Optical seminar | 27 November 2020
Nanoscale optics is usually associated with plasmonic structures made of metals such as gold or silver. However, plasmonics suffers from high losses of metals, heating, and incompatibility with CMOS fabrication processes. Recent developments in the nanoscale optical physics has lead to a new branch of nanophotonics aiming at the manipulation of optically-induced Mie resonances in dielectric and semiconductor nanoparticles with the high refractive index. Such particles offer unique opportunities for reduced dissipative losses and large resonant enhancement of both electric and magnetic near-fields. Semiconductor nanostructures also offer longer excited-carrier lifetimes and can be electrically doped and gated to realize subwavelength active devices. These recent developments revolve closely around the nature of the optical resonances of the structures and how they can be manipulated in individual entities as well as complex particle arrangements such as metasurfaces.
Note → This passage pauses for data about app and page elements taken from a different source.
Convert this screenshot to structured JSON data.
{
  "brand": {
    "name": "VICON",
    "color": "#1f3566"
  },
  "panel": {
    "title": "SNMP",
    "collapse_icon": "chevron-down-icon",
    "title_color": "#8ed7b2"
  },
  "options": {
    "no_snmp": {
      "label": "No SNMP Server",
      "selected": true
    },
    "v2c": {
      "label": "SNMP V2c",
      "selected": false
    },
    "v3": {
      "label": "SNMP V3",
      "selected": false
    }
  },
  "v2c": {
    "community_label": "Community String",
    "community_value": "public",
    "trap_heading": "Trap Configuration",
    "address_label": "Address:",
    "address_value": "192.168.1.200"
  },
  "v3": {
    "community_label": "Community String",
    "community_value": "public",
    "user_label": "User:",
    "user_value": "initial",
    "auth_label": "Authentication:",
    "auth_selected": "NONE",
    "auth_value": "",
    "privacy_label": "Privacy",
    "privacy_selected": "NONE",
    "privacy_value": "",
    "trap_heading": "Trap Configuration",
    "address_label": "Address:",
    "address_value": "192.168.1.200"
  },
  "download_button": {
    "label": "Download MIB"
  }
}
Moreover, the optical properties can be tailored by using deep neural networks approach.